Velocity Kendall: I'm always glad to disvcover that anything I've said has been helpful. And you're more than welcome to ask me questions, just don't get your expectations up too high.
AustenFM: Thanks so much. I've had the opportunity to look at your sketchbook as well. You have bedazzling work.
So the journey towards a presentable portfolio takes another step forward.
This work is from a competition I entered with a group back in the Fall of 2010. It was called Trimo Urban Crash, and the idea was simple enough. They had a recreational area, and they wanted something to put there that could function simultaneously as seating and a performance space. Snore, boring. I did my own thing.
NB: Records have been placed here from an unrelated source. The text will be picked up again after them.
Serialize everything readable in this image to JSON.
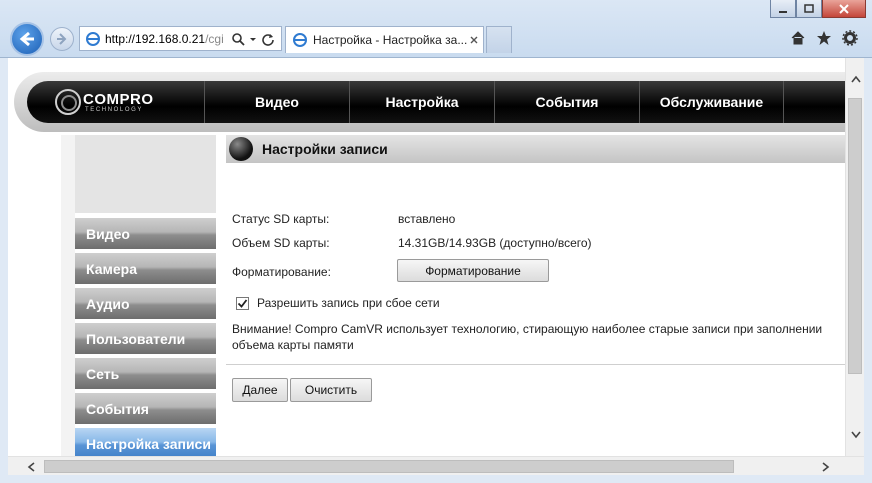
{
  "browser": {
    "url_host": "http://192.168.0.21",
    "url_path": "/cgi",
    "tab_title": "Настройка - Настройка за..."
  },
  "logo": {
    "name": "COMPRO",
    "tagline": "TECHNOLOGY"
  },
  "menu": [
    "Видео",
    "Настройка",
    "События",
    "Обслуживание"
  ],
  "sidebar": {
    "items": [
      {
        "label": "Видео",
        "active": false
      },
      {
        "label": "Камера",
        "active": false
      },
      {
        "label": "Аудио",
        "active": false
      },
      {
        "label": "Пользователи",
        "active": false
      },
      {
        "label": "Сеть",
        "active": false
      },
      {
        "label": "События",
        "active": false
      },
      {
        "label": "Настройка записи",
        "active": true
      }
    ]
  },
  "page": {
    "title": "Настройки записи",
    "sd_status_label": "Статус SD карты:",
    "sd_status_value": "вставлено",
    "sd_size_label": "Объем SD карты:",
    "sd_size_value": "14.31GB/14.93GB (доступно/всего)",
    "format_label": "Форматирование:",
    "format_button": "Форматирование",
    "network_fail_checkbox_label": "Разрешить запись при сбое сети",
    "network_fail_checked": true,
    "note": "Внимание! Compro CamVR использует технологию, стирающую наиболее старые записи при заполнении объема карты памяти",
    "next_button": "Далее",
    "clear_button": "Очистить"
  },
  "colors": {
    "active_sidebar": "#5a95d6",
    "banner": "#000000"
  }
}
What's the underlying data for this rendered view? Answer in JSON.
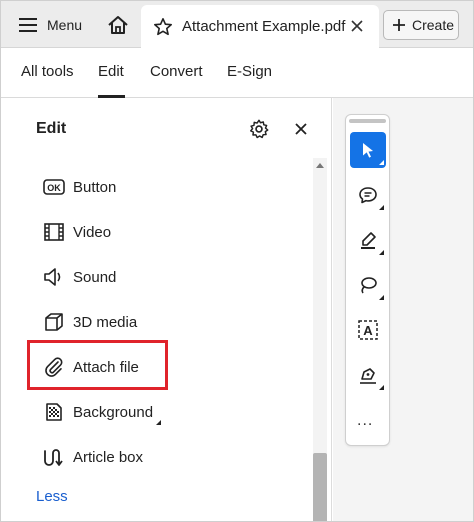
{
  "tabbar": {
    "menu_label": "Menu",
    "document_tab_title": "Attachment Example.pdf",
    "create_label": "Create"
  },
  "nav": {
    "items": [
      "All tools",
      "Edit",
      "Convert",
      "E-Sign"
    ],
    "active": "Edit"
  },
  "panel": {
    "title": "Edit",
    "tools": [
      {
        "label": "Button",
        "icon": "ok-button-icon"
      },
      {
        "label": "Video",
        "icon": "film-icon"
      },
      {
        "label": "Sound",
        "icon": "speaker-icon"
      },
      {
        "label": "3D media",
        "icon": "cube-icon"
      },
      {
        "label": "Attach file",
        "icon": "paperclip-icon",
        "highlighted": true
      },
      {
        "label": "Background",
        "icon": "background-icon",
        "has_submenu": true
      },
      {
        "label": "Article box",
        "icon": "article-box-icon"
      }
    ],
    "less_label": "Less"
  },
  "right_toolbar": {
    "tools": [
      "select-cursor-icon",
      "add-comment-icon",
      "highlight-pen-icon",
      "draw-lasso-icon",
      "add-text-box-icon",
      "sign-pen-icon",
      "more-options-icon"
    ],
    "selected": "select-cursor-icon",
    "more_label": "..."
  },
  "colors": {
    "accent_blue": "#1473e6",
    "highlight_red": "#e0232b",
    "link_blue": "#1a5fcf",
    "tabbar_bg": "#ececec"
  }
}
Unfortunately, sometimes doing your own thing doesn't always work out for the best, and we never progressed past the semi-finals round. I had miscalculated. They allowed the public to come in an vote on their favorite projects, which meant that my project, laden as it was with archi-babble and phrases like "morphological ecologies" was quickly eliminated by voters rightly concerned with my usage of academic pseudo-speak. I've since learned my lesson about that, too. It taught me to write in more readily accessible ways.
Whatever the case, the voters may not have been ready for my next level views on social activism. Perhaps developing a program for the promotion and exercise of free-speech in Ljubljana, Slovenia, a formerly eastern, soviet-bloc country might have been a little premature. It probably also didn't help that I was implicitly advocating loitering and spontaneous social interaction as healthy social activity. I don't know. With competitions, it's always a toss-up. The winner would take a far more conventional approach to the design: http://www.trimo-urbancrash.com/index.php?id=59&lang=en&a=single&project=14110
Their graphics were also leagues beyond ours in terms of quality. What I have here has been updated from where they were in 2010.
Now, I always enjoyed the prospect of a lonely cube just kind of sitting out there on the landscape. Things like that always draw people to them. Triggering a person's "What the fuck is that?" receptor can act as a powerful manipulator. I was always sure of this specifically because I had noticed that youths (myself included) were attracted, via some physic magnetism, to derelict, dilapidated stuff. Be it a broken down car, or what have you, kids will be hanging out on it, around it, or inside of it. My objective was to tap into this primal, subconscious urge. Was I successful? I hope I was.
I've written a lot, but I think that it's important to talk about one's work, especially in an forum environment like this one.
Believe it or not, our original submission featured a ludicrous three breakdancers in this last panel. It was our thought at the time that the sheer quantity of breakdancers would give us the winning edge in the competition. We would ultimately lose to many submissions that featured exactly zero breakdancers, which immediately caused us to question our earlier preconceptions.